Web page and app entries
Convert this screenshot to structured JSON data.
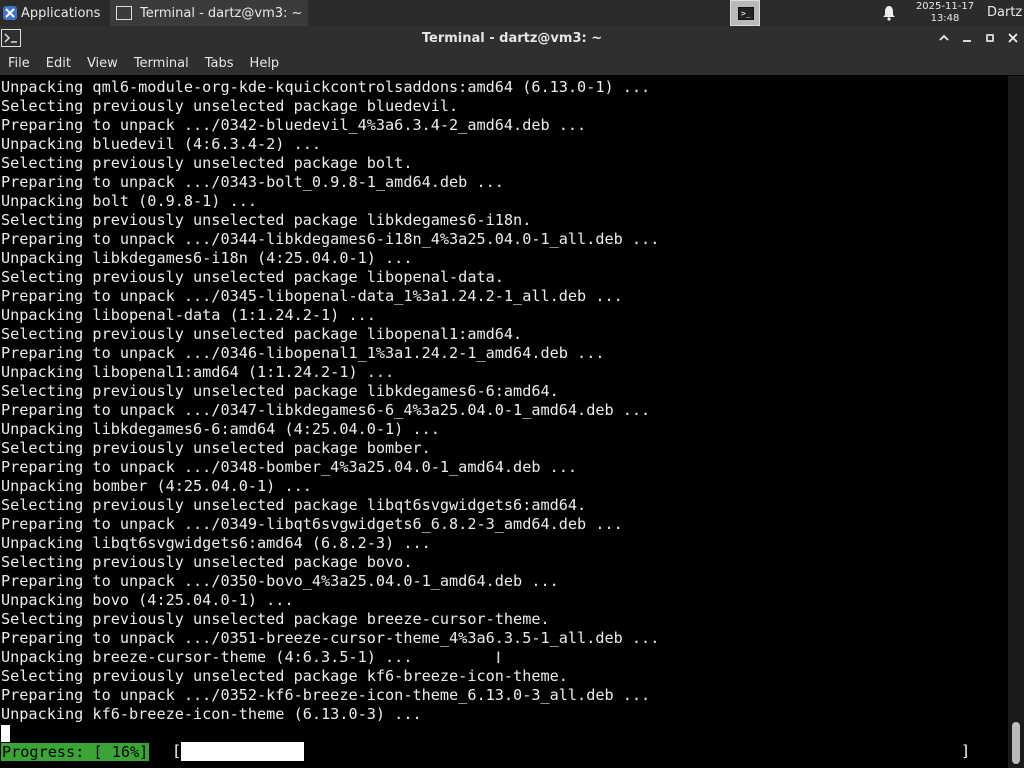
{
  "taskbar": {
    "applications_label": "Applications",
    "window_button_label": "Terminal - dartz@vm3: ~",
    "clock_date": "2025-11-17",
    "clock_time": "13:48",
    "user_label": "Dartz",
    "workspace_icon_text": ">_"
  },
  "window": {
    "title": "Terminal - dartz@vm3: ~",
    "icon_text": ">_"
  },
  "menu": {
    "items": [
      "File",
      "Edit",
      "View",
      "Terminal",
      "Tabs",
      "Help"
    ]
  },
  "terminal": {
    "lines": [
      "Unpacking qml6-module-org-kde-kquickcontrolsaddons:amd64 (6.13.0-1) ...",
      "Selecting previously unselected package bluedevil.",
      "Preparing to unpack .../0342-bluedevil_4%3a6.3.4-2_amd64.deb ...",
      "Unpacking bluedevil (4:6.3.4-2) ...",
      "Selecting previously unselected package bolt.",
      "Preparing to unpack .../0343-bolt_0.9.8-1_amd64.deb ...",
      "Unpacking bolt (0.9.8-1) ...",
      "Selecting previously unselected package libkdegames6-i18n.",
      "Preparing to unpack .../0344-libkdegames6-i18n_4%3a25.04.0-1_all.deb ...",
      "Unpacking libkdegames6-i18n (4:25.04.0-1) ...",
      "Selecting previously unselected package libopenal-data.",
      "Preparing to unpack .../0345-libopenal-data_1%3a1.24.2-1_all.deb ...",
      "Unpacking libopenal-data (1:1.24.2-1) ...",
      "Selecting previously unselected package libopenal1:amd64.",
      "Preparing to unpack .../0346-libopenal1_1%3a1.24.2-1_amd64.deb ...",
      "Unpacking libopenal1:amd64 (1:1.24.2-1) ...",
      "Selecting previously unselected package libkdegames6-6:amd64.",
      "Preparing to unpack .../0347-libkdegames6-6_4%3a25.04.0-1_amd64.deb ...",
      "Unpacking libkdegames6-6:amd64 (4:25.04.0-1) ...",
      "Selecting previously unselected package bomber.",
      "Preparing to unpack .../0348-bomber_4%3a25.04.0-1_amd64.deb ...",
      "Unpacking bomber (4:25.04.0-1) ...",
      "Selecting previously unselected package libqt6svgwidgets6:amd64.",
      "Preparing to unpack .../0349-libqt6svgwidgets6_6.8.2-3_amd64.deb ...",
      "Unpacking libqt6svgwidgets6:amd64 (6.8.2-3) ...",
      "Selecting previously unselected package bovo.",
      "Preparing to unpack .../0350-bovo_4%3a25.04.0-1_amd64.deb ...",
      "Unpacking bovo (4:25.04.0-1) ...",
      "Selecting previously unselected package breeze-cursor-theme.",
      "Preparing to unpack .../0351-breeze-cursor-theme_4%3a6.3.5-1_all.deb ...",
      "Unpacking breeze-cursor-theme (4:6.3.5-1) ...",
      "Selecting previously unselected package kf6-breeze-icon-theme.",
      "Preparing to unpack .../0352-kf6-breeze-icon-theme_6.13.0-3_all.deb ...",
      "Unpacking kf6-breeze-icon-theme (6.13.0-3) ..."
    ],
    "progress_label": "Progress: [ 16%]",
    "progress_fraction": 0.15,
    "bracket_open": "[",
    "bracket_close": "]"
  },
  "colors": {
    "progress_green": "#3aa435",
    "background": "#000000",
    "text": "#ececec"
  }
}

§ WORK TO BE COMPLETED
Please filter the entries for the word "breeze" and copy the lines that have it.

§ ANSWER AREA
      "Selecting previously unselected package breeze-cursor-theme.",
      "Preparing to unpack .../0351-breeze-cursor-theme_4%3a6.3.5-1_all.deb ...",
      "Unpacking breeze-cursor-theme (4:6.3.5-1) ...",
      "Selecting previously unselected package kf6-breeze-icon-theme.",
      "Preparing to unpack .../0352-kf6-breeze-icon-theme_6.13.0-3_all.deb ...",
      "Unpacking kf6-breeze-icon-theme (6.13.0-3) ..."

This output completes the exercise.